In the context of the larger project, NPR was searching for ways to present archival audio content from All Things Considered on their website for students working on projects for National History Day. After evaluating feedback from my project partner Julie Rodgers, a public historian working with the Research, Archives, and Data (RAD) team at NPR, I set out to create a playlist filled with curated audio files and short interpretive descriptions to provide background and context for the 1978 Camp David Summit.
There was one huge restriction to meeting this goal for NPR. Since the program All Things Considered conducted numerous radio interviews with outside reporters and news organizations like the BBC, much of their radio content is restricted from the public. In order to work around any clips from the BBC and new stories unrelated to the Camp David Accords, I had to edit the audio. To do this I used Audacity. I have used this program before, so it was pretty easy to cut down the clips and get them saved. All audio chosen had to be cleared by NPR before it was available for use. I am actually still waiting to hear back about a few of the clips.
After choosing the audio, I had to figure out the best way to create the playlist. Inspired by a similar playlist format used by the FDR Presidential Library and Museum, I enlisted the help of my classmate and group member, Josh Zampetti, to help me code a simple playlist. He created a basic outline for me using html. Once I had this outline, I was able to use the code editor, Brackets, to edit the playlist and insert interpretive content.
Using the code turned out to be my favorite and most rewarding part of the whole project. This was very surprising because I have always said I would never touch code. It was actually really intuitive and understandable once I had the basic outline in front of me. I discovered that all I needed was a little help from google to get everything ready.
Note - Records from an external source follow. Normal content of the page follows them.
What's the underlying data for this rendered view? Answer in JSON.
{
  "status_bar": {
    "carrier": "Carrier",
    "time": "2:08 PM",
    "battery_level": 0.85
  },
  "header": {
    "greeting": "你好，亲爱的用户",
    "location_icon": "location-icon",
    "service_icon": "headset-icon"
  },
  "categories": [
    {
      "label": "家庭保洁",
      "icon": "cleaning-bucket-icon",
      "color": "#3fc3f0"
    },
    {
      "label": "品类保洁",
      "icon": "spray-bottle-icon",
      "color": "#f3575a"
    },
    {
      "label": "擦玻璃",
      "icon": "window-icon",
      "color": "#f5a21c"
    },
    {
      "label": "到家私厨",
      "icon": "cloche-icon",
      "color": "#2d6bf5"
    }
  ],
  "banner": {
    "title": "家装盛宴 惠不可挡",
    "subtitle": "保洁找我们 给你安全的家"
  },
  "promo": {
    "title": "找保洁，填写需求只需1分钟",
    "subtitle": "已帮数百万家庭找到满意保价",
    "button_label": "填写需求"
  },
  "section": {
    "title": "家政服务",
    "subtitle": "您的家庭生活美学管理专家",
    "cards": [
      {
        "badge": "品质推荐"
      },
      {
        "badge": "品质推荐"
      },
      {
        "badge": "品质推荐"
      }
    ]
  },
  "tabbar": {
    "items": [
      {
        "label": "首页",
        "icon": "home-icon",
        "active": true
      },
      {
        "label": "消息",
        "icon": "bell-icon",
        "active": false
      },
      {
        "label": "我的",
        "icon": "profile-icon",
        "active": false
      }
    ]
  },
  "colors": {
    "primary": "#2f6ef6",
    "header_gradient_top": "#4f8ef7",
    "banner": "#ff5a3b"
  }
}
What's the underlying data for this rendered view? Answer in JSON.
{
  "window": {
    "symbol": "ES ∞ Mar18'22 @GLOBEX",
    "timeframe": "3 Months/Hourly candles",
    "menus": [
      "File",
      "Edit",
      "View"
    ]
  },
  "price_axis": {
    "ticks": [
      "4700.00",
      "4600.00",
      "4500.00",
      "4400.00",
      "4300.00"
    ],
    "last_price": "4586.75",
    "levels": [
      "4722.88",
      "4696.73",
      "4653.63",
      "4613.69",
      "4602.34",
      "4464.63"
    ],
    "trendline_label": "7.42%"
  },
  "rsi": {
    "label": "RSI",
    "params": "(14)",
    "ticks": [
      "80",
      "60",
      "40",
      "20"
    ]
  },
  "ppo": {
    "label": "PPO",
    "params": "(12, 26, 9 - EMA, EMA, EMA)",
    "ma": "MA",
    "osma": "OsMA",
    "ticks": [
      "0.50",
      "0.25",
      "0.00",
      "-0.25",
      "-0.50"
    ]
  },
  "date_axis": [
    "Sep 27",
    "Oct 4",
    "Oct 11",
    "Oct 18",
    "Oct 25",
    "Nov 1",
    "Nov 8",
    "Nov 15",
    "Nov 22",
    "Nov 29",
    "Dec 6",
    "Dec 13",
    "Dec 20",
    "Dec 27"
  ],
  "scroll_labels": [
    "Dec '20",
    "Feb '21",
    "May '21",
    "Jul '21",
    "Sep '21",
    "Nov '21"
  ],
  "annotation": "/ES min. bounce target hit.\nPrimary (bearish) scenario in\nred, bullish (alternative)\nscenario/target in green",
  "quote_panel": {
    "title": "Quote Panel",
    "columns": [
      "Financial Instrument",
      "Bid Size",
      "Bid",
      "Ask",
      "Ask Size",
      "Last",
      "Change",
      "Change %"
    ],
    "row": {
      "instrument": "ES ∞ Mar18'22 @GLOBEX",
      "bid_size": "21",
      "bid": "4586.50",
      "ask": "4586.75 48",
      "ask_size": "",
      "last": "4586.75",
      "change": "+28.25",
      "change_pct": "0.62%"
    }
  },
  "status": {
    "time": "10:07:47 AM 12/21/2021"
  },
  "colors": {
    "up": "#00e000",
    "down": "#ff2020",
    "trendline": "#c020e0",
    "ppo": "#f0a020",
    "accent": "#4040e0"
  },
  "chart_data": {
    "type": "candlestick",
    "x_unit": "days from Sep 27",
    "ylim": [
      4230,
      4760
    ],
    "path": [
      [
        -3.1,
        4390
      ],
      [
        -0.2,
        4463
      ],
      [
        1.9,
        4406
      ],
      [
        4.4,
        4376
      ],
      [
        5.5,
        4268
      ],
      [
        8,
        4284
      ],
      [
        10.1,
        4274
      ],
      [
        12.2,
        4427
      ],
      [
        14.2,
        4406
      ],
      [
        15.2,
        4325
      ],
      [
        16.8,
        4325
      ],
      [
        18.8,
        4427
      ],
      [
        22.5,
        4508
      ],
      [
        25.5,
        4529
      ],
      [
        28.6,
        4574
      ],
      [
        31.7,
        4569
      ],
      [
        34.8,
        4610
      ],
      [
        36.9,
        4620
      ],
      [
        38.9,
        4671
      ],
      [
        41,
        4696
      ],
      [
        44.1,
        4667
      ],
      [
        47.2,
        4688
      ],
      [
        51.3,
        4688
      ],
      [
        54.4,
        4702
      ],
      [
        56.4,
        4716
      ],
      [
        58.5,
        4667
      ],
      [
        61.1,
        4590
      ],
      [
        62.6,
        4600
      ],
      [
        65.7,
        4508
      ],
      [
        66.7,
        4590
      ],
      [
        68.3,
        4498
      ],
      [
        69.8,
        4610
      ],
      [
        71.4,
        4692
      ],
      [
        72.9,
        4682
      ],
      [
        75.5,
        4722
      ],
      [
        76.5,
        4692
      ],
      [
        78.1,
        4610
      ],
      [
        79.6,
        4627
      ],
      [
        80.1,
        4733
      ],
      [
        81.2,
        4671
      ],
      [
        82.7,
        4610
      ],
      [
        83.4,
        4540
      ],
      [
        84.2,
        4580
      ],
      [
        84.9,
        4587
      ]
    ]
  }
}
It was really cool to move beyond my “screen essentialism” and understand what goes into creating the words and patterns on my screen. Hopefully, this new skill will come in handy moving forward and I may try out some tutorials in Python someday!
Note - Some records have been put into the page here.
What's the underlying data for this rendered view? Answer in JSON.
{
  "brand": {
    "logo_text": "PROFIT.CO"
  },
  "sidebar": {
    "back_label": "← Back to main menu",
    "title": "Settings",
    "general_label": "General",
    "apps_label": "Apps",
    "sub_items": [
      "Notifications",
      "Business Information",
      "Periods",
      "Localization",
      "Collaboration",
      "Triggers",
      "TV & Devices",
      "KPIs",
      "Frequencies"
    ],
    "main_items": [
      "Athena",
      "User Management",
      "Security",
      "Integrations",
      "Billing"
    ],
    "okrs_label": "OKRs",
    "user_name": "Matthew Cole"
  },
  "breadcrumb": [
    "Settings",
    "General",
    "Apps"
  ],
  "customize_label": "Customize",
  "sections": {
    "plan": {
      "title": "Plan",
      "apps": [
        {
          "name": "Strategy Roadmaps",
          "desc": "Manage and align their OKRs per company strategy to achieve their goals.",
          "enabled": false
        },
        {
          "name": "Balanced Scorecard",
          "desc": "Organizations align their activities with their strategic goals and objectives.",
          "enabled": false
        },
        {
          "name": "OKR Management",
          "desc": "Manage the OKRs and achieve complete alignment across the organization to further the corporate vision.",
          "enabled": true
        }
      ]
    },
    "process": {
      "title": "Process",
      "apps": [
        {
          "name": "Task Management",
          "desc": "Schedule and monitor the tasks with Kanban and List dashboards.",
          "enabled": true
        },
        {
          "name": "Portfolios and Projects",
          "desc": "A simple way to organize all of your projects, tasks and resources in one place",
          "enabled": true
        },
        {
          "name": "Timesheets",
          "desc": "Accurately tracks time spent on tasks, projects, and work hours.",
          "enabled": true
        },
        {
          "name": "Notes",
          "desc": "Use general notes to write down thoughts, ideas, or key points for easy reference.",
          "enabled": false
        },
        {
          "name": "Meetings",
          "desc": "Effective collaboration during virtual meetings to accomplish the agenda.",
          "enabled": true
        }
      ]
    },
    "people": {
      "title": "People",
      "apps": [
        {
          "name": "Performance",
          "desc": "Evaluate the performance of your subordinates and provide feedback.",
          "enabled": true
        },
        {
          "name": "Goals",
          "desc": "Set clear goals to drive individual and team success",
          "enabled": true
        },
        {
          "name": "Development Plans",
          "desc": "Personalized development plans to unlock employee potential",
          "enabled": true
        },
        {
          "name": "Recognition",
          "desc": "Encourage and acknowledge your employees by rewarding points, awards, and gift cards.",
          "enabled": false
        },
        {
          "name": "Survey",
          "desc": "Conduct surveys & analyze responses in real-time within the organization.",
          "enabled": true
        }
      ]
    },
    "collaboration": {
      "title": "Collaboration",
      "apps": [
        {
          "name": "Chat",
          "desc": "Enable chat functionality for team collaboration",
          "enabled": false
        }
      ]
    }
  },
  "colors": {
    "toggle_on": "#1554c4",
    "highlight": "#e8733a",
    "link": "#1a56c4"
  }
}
The main difference between my draft project and my final version is the interpretive text. I attempted to incorporate principles from Beverly Serrell’s Exhibit Labels to produce a clean interpretive product. Using these principles I refined my word choice to make descriptions easy for students in grades 8-12 to understand. My text provides a clear description of the audio but doesn’t give too much away. I hope that students will be interested by the descriptions and listen to the audio to learn more.
I hope that the presentation of this audio in a playlist format with downloadable links will encourage students to consider incorporating audio into their own projects for National History Day. Audio is an underutilized primary source, and it should become more accessible to students, teachers, and historians alike.
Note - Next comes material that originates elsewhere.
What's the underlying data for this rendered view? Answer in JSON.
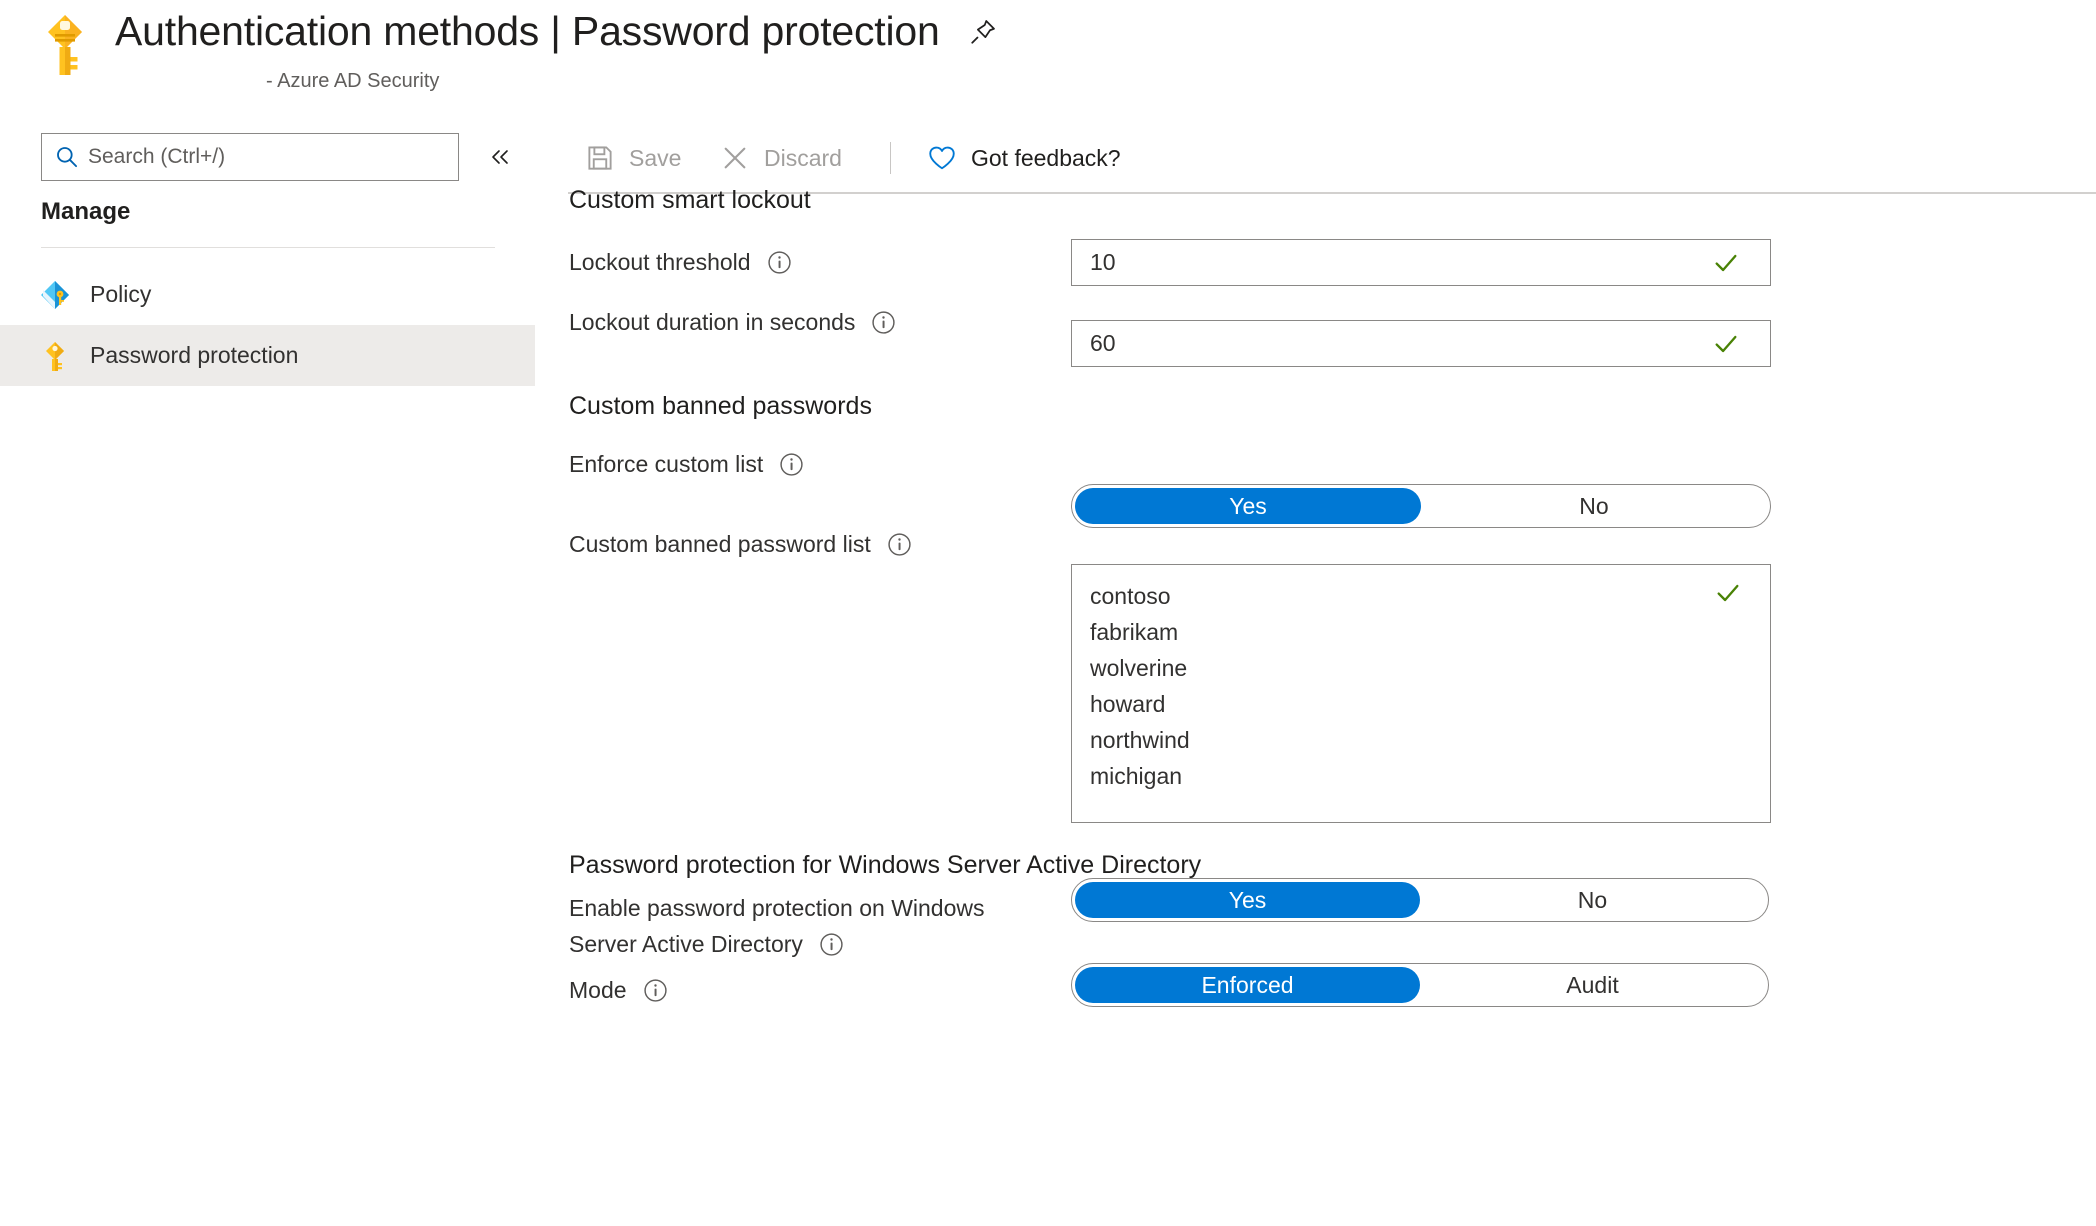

This playlist will be attached to a larger project called Breaking the Sound Barrier: Interpreting Audio for National History Day. My group will present this information in a poster session for Public History Day at AU on Monday, April 30, 2018. It starts at 4pm if anyone is interested in taking a look. My group will also be taking this project to NPR headquarters on May 9, 2018 to present to their RAD division. We hope that they will use our suggestions as they plan for next years National History Day.